By: Steven Agran
When confronted with viability concerns, financial exigency can be a last resort for struggling colleges and universities.
Declaring financial exigency has always been an action of last resort in higher education and rarely used. Yet, how does an administration or Board of Trustees know if an institution needs to declare financial exigency or if they are getting close? The Zone of Exigency is the point where an institution evaluates its ability to remain viable. Trustees and administrations must understand that once an institution has entered the Zone of Exigency, they must make the necessary changes to mitigate the impact of the financial challenges to survive or else be left with no choice but to declare exigency. It is at this point, that restructuring decisions will allow the institution to survive and thrive in the future.
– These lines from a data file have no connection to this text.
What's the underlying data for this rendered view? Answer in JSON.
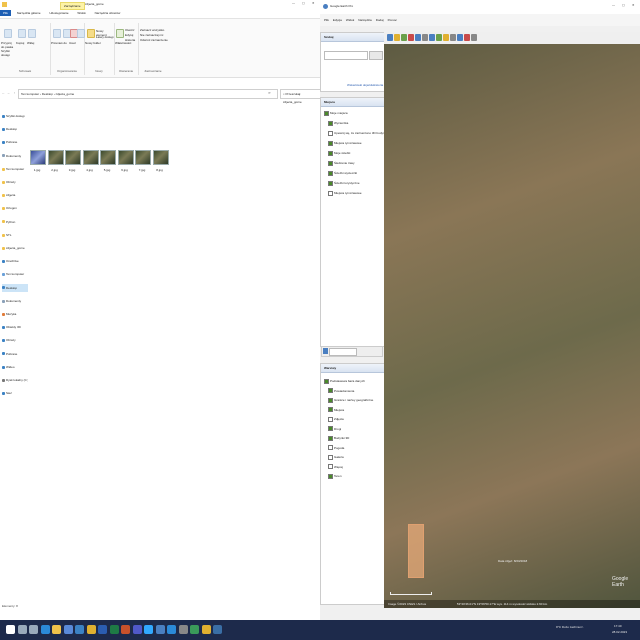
{
  "explorer": {
    "window_title": "zdjecia_gorne",
    "tabs": [
      "Plik",
      "Narzędzia główne",
      "Udostępnianie",
      "Widok",
      "Narzędzia obrazów"
    ],
    "active_tab_label": "Zarządzanie",
    "ribbon_groups": [
      "Schowek",
      "Organizowanie",
      "Nowy",
      "Otwieranie",
      "Zaznaczanie"
    ],
    "ribbon_buttons": {
      "pin": "Przypnij do paska Szybki dostęp",
      "copy": "Kopiuj",
      "paste": "Wklej",
      "new_item": "Nowy element",
      "easy_access": "Łatwy dostęp",
      "properties": "Właściwości",
      "open": "Otwórz",
      "edit": "Edytuj",
      "history": "Historia",
      "select_all": "Zaznacz wszystko",
      "select_none": "Nie zaznaczaj nic",
      "invert": "Odwróć zaznaczenie",
      "new_folder": "Nowy folder",
      "move": "Przenieś do",
      "copyto": "Kopiuj do",
      "delete": "Usuń",
      "rename": "Zmień nazwę"
    },
    "address": [
      "Ten komputer",
      "Desktop",
      "zdjecia_gorne"
    ],
    "search_placeholder": "Przeszukaj: zdjecia_gorne",
    "nav_items": [
      {
        "label": "Szybki dostęp",
        "color": "#3b82c4"
      },
      {
        "label": "Desktop",
        "color": "#3b82c4"
      },
      {
        "label": "Pobrane",
        "color": "#3b82c4"
      },
      {
        "label": "Dokumenty",
        "color": "#8aa0b8"
      },
      {
        "label": "Ten komputer",
        "color": "#f0c24a"
      },
      {
        "label": "Obrazy",
        "color": "#f0c24a"
      },
      {
        "label": "zdjęcia",
        "color": "#f0c24a"
      },
      {
        "label": "Ortogon",
        "color": "#f0c24a"
      },
      {
        "label": "Python",
        "color": "#f0c24a"
      },
      {
        "label": "STL",
        "color": "#f0c24a"
      },
      {
        "label": "zdjecia_gorne",
        "color": "#f0c24a"
      },
      {
        "label": "OneDrive",
        "color": "#3b82c4"
      },
      {
        "label": "Ten komputer",
        "color": "#6aa0d8"
      },
      {
        "label": "Desktop",
        "color": "#3b82c4",
        "selected": true
      },
      {
        "label": "Dokumenty",
        "color": "#8aa0b8"
      },
      {
        "label": "Muzyka",
        "color": "#e07b39"
      },
      {
        "label": "Obiekty 3D",
        "color": "#3b82c4"
      },
      {
        "label": "Obrazy",
        "color": "#3b82c4"
      },
      {
        "label": "Pobrane",
        "color": "#3b82c4"
      },
      {
        "label": "Wideo",
        "color": "#3b82c4"
      },
      {
        "label": "Dysk lokalny (C:)",
        "color": "#777777"
      },
      {
        "label": "Sieć",
        "color": "#3b82c4"
      }
    ],
    "files": [
      "1.jpg",
      "2.jpg",
      "3.jpg",
      "4.jpg",
      "5.jpg",
      "6.jpg",
      "7.jpg",
      "8.jpg"
    ],
    "status": "Elementy: 8"
  },
  "earth": {
    "window_title": "Google Earth Pro",
    "menu": [
      "Plik",
      "Edycja",
      "Widok",
      "Narzędzia",
      "Dodaj",
      "Pomoc"
    ],
    "search_panel_title": "Szukaj",
    "search_links": [
      "Wskazówki dojazdu",
      "Historia"
    ],
    "places_panel_title": "Miejsca",
    "places_items": [
      {
        "label": "Moje miejsca",
        "checked": true
      },
      {
        "label": "Wycieczka",
        "checked": true
      },
      {
        "label": "Upewnij się, że zaznaczono 3D budynki",
        "checked": false
      },
      {
        "label": "Miejsca tymczasowe",
        "checked": true
      },
      {
        "label": "Moje ścieżki",
        "checked": true
      },
      {
        "label": "Śledzenie trasy",
        "checked": true
      },
      {
        "label": "Ścieżki wycieczki",
        "checked": true
      },
      {
        "label": "Ścieżki turystyczne",
        "checked": true
      },
      {
        "label": "Miejsca tymczasowe",
        "checked": false
      }
    ],
    "layers_panel_title": "Warstwy",
    "layers_items": [
      {
        "label": "Podstawowa baza danych",
        "checked": true
      },
      {
        "label": "Powiadomienia",
        "checked": true
      },
      {
        "label": "Granice i nazwy geograficzne",
        "checked": true
      },
      {
        "label": "Miejsca",
        "checked": true
      },
      {
        "label": "Zdjęcia",
        "checked": false
      },
      {
        "label": "Drogi",
        "checked": true
      },
      {
        "label": "Budynki 3D",
        "checked": true
      },
      {
        "label": "Pogoda",
        "checked": false
      },
      {
        "label": "Galeria",
        "checked": false
      },
      {
        "label": "Więcej",
        "checked": false
      },
      {
        "label": "Teren",
        "checked": true
      }
    ],
    "watermark": "Google Earth",
    "image_date": "Data zdjęć: 8/23/2018",
    "coords": "53°20'46.01\"N  19°06'50.17\"E  wys. 114 m  wysokość widoku 2.60 km",
    "scale": "Image ©2023 CNES / Airbus"
  },
  "taskbar": {
    "time": "17:40",
    "date": "28.02.2023",
    "weather": "9°C Dużo zachmurz.",
    "apps": [
      "start",
      "search",
      "task-view",
      "edge",
      "explorer",
      "store",
      "mail",
      "chrome",
      "word",
      "excel",
      "powerpoint",
      "teams",
      "photoshop",
      "earth",
      "vscode",
      "camera",
      "maps",
      "notes",
      "python"
    ]
  }
}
The American Association of University Professors (AAUP) states in Regulation 4(c) that financial exigency should only be declared when the institution is in an “imminent financial crisis which threatens the survival of the institution as a whole.” The key notion of exigency is that survival of the “whole” must be at stake. But in a COVID-19 world, with so many future unknowns, how does a higher education institution determine if its survival as a whole is at risk?
The administration and trustees owe it to their stakeholders to be prepared and some of the critical questions that need to be asked to make that determination include:
- Will new and current students enroll in the coming year?
- Will international students receive student visas and/or be able to travel?
- Will contributions be reduced and, if so, to what extent?
- What happens if an outbreak of COVID-19 re-occurs after students return to school in the fall?
- What cost reduction efforts can be implemented to offset the loss of revenue?
A key indicator of the Zone of Exigency is whether the institution has the funds necessary to cover all projected current liabilities for operations through a projected teach-out contingent liability. Of course, an institution’s immediate concern is the ability to meet all obligations in the upcoming year and these are not solely focused on operating expenses (current liabilities). It also includes financial requirements that could result from an inability to continue (contingent liabilities), i.e., a teach-out scenario or Title IV Letter of Credit requirement. Schools have an obligation to ensure that every student is provided the opportunity to complete a degree once they enroll as well as comply with all government reporting regulations. If the institution is forced to shut down, the current students must be provided transfer opportunities or the ability to complete course work.
Leadership needs to understand costs and compliant ramifications by preparing a teach-out budget to fully appreciate the cash required to fulfill current obligations and also meet projected Federal Compliance Requirements. In addition, a full review of the endowment is essential due to the fact that a high percentage of endowment funds are restricted and do not allow for general obligation utilization or for use in a wind-down.
Once an institution approaches the Zone of Exigency, constant engagement and discussions between the trustees and administration must be a priority. Trustees have the responsibility to ensure that all remedies and options are considered for improving financial viability; status quo is not an option. Yet, they also have the responsibility to ensure that the institution is acting in the interest of all stakeholders. Having an engaged Board of Trustees will assist the administration in making decisions for the benefit of all involved.
Leadership will also need to understand that the Zone of Exigency is a challenging time when resources are limited. It is critical that all parties involved recognize the difficult organizational and cost reduction decisions that must be made to help reach economic stability. It is highly recommended that leadership identify engage a professional advisory firm that can work as a conduit between all stakeholders and has the experience to help identify and manage these decisions and ensure a higher level of success.
In the Zone of Exigency, time is not your ally and waiting to see what happens is not an option. Limited resources for evaluating numerous scenarios will delay decisions with what precious little time is left. Schools should take the opportunity now to understand what the Zone of Exigency is and act and implement change to ensure the future of your institution.
Steven Agran is a managing director at Carl Marks Advisors, a New York-based investment banking and advisory firm, where he leads the firm’s higher education practice. Agran has deep experience providing turnaround and interim management services to companies and over the course of his 20+ year career has provided financial and operational advisory services to boards of directors. He can be reached at firstname.lastname@example.org.